Friday, January 23, 2015

Where's That Good Bowl Shape?

 New bowls! I've been trying to get into my hands a form I see occasionally in others' work and have in my mind's eye: bowls that lift and flare from a narrow base, up and out. It's a gesture, like flinging out your arms to the sky. I see I wrote about this in October; what a long time til I have concrete, well, ceramic, results. And these are an intermediate effort, not a consistent success.

Is this it? It's got some of the quality, but I think loses the energy of the flare because the top turns inward.

This one? Yes, more lift.

Maybe even better with the top edge turned outward. This adds open hands to that arm gesture.

Here's a rounder bowl, with the narrow base and not much flare. I like it but it's not the same shape at all.

A little more of the flare. Better, definitely. Very small differences make a significant difference in quality. And I am only looking for one quality here. The rounder bowls have other kinds of quality  (I am exploring adding slip for texture and I like it in these 2 bowls.) Very complicated.

What about functional quality? Yes, the bowls seem well balanced with such a narrow base, though I've made wider ones that tip. There is a limit to the width that works.

The top edge seems to look equally appropriate, whether it is level, wavy or cut. So this is not a difference that makes a difference. 

And the glazes? These bowls are  also an exploration of cone 10 glazes I have available.

How about that wild combination? The bowl is a bit tippy, but I like the colors.

Oh yes, though not news. I really like this rutile glaze on porcelain, even better with some texture to enhance the runny effects.

Conclusions? Just keep at it. There is an endless amount of subtle variety in this field, and an endless amount to learn.  Fun. Perhaps every subject is open like this, and so full of possibility that you never come to its end. The world is BIG!

Friday, January 9, 2015

Making Pottery in Old Age

What does it take to keep making pottery into old age?

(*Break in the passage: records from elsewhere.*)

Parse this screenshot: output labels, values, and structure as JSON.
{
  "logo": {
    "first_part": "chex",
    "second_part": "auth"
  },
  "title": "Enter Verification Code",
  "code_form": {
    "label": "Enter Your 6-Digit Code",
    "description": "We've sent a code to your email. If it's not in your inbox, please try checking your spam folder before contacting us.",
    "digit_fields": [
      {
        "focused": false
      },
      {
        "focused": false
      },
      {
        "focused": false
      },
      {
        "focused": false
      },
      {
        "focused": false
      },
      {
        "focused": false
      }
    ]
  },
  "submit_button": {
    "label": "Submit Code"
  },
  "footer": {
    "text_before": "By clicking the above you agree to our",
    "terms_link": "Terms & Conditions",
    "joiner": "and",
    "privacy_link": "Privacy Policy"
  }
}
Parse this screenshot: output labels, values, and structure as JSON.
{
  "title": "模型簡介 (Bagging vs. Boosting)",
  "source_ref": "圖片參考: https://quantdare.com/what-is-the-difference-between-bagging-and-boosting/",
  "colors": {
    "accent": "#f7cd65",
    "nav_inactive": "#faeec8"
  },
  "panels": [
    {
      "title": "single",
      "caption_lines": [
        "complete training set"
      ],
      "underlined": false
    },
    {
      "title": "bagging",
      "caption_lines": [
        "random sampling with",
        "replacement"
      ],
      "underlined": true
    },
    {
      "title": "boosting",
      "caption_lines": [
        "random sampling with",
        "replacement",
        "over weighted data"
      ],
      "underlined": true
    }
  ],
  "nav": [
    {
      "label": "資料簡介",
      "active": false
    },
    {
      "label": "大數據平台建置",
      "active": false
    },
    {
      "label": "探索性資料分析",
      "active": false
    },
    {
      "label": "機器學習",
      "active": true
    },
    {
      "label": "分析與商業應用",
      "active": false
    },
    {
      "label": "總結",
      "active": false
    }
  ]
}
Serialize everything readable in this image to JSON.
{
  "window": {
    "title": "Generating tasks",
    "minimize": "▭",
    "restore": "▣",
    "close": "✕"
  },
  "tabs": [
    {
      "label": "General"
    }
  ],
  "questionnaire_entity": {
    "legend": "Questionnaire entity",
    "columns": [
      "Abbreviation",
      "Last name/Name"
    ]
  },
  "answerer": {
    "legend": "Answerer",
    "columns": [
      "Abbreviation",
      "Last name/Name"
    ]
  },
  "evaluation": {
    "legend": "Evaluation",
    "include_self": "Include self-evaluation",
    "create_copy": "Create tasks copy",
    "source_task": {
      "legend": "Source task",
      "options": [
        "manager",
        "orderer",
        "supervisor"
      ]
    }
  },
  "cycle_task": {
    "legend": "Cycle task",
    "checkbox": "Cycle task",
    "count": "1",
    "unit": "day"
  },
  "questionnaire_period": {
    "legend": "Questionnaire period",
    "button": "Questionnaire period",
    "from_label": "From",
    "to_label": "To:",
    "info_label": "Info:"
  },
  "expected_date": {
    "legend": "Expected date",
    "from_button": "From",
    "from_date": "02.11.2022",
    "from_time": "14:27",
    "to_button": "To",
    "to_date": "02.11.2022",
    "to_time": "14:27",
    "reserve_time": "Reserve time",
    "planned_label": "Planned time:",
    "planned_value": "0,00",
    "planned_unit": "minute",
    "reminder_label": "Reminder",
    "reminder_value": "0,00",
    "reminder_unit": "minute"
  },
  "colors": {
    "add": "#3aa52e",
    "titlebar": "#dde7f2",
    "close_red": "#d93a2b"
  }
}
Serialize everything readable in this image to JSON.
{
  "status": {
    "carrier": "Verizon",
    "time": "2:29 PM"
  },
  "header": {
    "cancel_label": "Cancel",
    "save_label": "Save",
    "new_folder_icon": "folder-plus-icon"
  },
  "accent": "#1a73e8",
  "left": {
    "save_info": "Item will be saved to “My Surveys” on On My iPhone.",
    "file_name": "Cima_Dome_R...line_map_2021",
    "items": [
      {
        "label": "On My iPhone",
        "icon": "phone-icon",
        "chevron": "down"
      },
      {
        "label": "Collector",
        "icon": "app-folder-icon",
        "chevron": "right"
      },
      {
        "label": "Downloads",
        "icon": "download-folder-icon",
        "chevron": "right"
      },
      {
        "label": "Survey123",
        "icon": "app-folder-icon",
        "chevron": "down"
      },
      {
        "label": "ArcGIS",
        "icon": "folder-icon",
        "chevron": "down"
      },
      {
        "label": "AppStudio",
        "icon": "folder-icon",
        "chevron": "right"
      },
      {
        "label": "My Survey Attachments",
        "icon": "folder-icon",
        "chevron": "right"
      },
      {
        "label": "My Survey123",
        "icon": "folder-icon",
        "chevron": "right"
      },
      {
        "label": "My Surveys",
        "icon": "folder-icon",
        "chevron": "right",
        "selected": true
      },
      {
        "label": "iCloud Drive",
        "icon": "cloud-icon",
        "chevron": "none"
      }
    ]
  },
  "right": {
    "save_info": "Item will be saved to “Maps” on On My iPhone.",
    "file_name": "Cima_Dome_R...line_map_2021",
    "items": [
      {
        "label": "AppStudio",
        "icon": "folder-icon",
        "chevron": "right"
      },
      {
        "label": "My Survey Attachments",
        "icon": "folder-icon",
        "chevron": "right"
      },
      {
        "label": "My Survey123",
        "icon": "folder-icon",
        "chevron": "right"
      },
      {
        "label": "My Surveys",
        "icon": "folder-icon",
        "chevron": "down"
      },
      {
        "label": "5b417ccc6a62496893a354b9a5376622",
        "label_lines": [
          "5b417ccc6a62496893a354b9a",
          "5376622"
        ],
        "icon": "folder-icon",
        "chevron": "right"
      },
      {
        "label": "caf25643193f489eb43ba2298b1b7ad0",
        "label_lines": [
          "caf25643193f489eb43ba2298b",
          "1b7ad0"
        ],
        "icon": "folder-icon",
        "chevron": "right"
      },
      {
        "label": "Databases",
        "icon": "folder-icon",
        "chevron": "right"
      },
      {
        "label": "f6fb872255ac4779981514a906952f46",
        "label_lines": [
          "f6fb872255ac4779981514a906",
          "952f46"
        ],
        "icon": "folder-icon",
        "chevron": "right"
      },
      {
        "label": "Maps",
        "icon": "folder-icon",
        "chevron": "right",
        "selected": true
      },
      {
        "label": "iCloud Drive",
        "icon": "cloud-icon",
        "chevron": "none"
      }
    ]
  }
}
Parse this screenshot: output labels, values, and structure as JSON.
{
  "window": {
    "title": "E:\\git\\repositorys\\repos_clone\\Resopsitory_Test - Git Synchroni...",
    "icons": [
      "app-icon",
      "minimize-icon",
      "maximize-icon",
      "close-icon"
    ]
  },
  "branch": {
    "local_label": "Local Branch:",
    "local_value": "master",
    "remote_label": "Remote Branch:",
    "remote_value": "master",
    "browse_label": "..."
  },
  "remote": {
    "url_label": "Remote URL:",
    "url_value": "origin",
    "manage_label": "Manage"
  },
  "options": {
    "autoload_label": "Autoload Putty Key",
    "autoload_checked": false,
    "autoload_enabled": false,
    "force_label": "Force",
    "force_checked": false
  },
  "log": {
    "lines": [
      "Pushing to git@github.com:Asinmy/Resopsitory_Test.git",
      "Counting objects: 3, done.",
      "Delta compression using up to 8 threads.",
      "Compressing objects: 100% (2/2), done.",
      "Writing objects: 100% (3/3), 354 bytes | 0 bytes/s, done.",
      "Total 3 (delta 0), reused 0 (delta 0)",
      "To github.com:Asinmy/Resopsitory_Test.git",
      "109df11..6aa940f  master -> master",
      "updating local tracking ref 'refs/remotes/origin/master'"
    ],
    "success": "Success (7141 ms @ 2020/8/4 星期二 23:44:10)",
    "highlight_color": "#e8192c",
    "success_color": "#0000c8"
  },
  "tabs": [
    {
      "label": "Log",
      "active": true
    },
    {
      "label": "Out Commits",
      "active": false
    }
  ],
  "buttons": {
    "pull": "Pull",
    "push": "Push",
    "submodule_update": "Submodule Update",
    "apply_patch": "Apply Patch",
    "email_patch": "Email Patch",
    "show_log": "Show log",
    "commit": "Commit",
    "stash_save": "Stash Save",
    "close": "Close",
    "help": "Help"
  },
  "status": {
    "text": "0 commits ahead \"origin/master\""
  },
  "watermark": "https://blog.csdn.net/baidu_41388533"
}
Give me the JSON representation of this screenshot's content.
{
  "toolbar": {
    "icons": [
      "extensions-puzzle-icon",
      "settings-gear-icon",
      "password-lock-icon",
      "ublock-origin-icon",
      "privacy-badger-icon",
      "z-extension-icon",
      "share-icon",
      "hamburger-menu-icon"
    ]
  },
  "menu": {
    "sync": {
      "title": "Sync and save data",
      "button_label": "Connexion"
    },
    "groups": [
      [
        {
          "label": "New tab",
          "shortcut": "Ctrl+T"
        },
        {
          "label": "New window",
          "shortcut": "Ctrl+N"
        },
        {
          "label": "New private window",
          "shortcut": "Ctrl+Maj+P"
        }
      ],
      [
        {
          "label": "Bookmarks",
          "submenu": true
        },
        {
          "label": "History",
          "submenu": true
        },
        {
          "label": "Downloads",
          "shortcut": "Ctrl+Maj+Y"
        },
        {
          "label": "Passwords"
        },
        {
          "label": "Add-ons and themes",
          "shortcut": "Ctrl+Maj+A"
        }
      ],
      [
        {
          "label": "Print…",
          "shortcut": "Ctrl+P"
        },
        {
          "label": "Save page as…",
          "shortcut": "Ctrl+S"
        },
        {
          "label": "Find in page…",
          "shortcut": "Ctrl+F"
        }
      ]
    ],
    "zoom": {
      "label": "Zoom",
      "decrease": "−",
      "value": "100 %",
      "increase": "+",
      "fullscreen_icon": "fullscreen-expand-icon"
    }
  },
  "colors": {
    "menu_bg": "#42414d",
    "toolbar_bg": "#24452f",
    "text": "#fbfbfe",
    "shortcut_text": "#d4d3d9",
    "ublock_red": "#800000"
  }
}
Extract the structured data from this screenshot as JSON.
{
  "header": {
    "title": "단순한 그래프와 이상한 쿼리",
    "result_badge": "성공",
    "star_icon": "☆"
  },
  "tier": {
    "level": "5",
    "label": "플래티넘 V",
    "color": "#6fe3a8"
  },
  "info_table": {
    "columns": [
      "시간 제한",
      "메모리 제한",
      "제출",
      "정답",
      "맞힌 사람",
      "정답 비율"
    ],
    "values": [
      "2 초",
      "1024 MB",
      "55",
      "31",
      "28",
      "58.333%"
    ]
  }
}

 I do know people who have had enough and stopped potting, when conditions in their lives suggested a change. Most of us seem to love it, though, and want to keep going indefinitely. Bodies don't keep going indefinitely. Besides all the rest of life and health, there are health problems that come with making pottery: carpal tunnel problems from repetitive motion of hands and wrists, elbow troubles, tendinitis. We all know we should not breathe clay dust for years, but how scrupulously careful are you? Glaze chemicals are sometimes dangerous, too. If you would like to be scared/warned, check out Beth Peterson, Is Pottery Dangerous.

The inspiration for thinking about this is an article in last Sunday's LA Times on Dora De Larios. She is a major potter and sculptor now in her 80's and working busily. Perhaps it's more design than hand work at this point, but she seems still to be carving her pieces herself.

And I think of Eva Zeisel, my hero these days. She died almost exactly 3 years ago at age 105. A few months earlier she was still designing, though I think she shifted away from hand work in the 2000's sometime. Early in her long career she started designing ceramics for commercial production, and at the end of her life, began designing pieces in other materials. Never stopping, always creative.

Locally, and more accessibly, there's Jeri Unitt, who continued to take classes at Clay Associates into  her 80's. Over the years, she has not only made lovely indoor pieces, but has created her whole garden, the tiles for the back porch, the edging for planting areas, and table tops and flower pots.

And me? I started potting far too late in life to expect to give it up.  And I love the example of these people, carrying on long in delight and commitment and ability.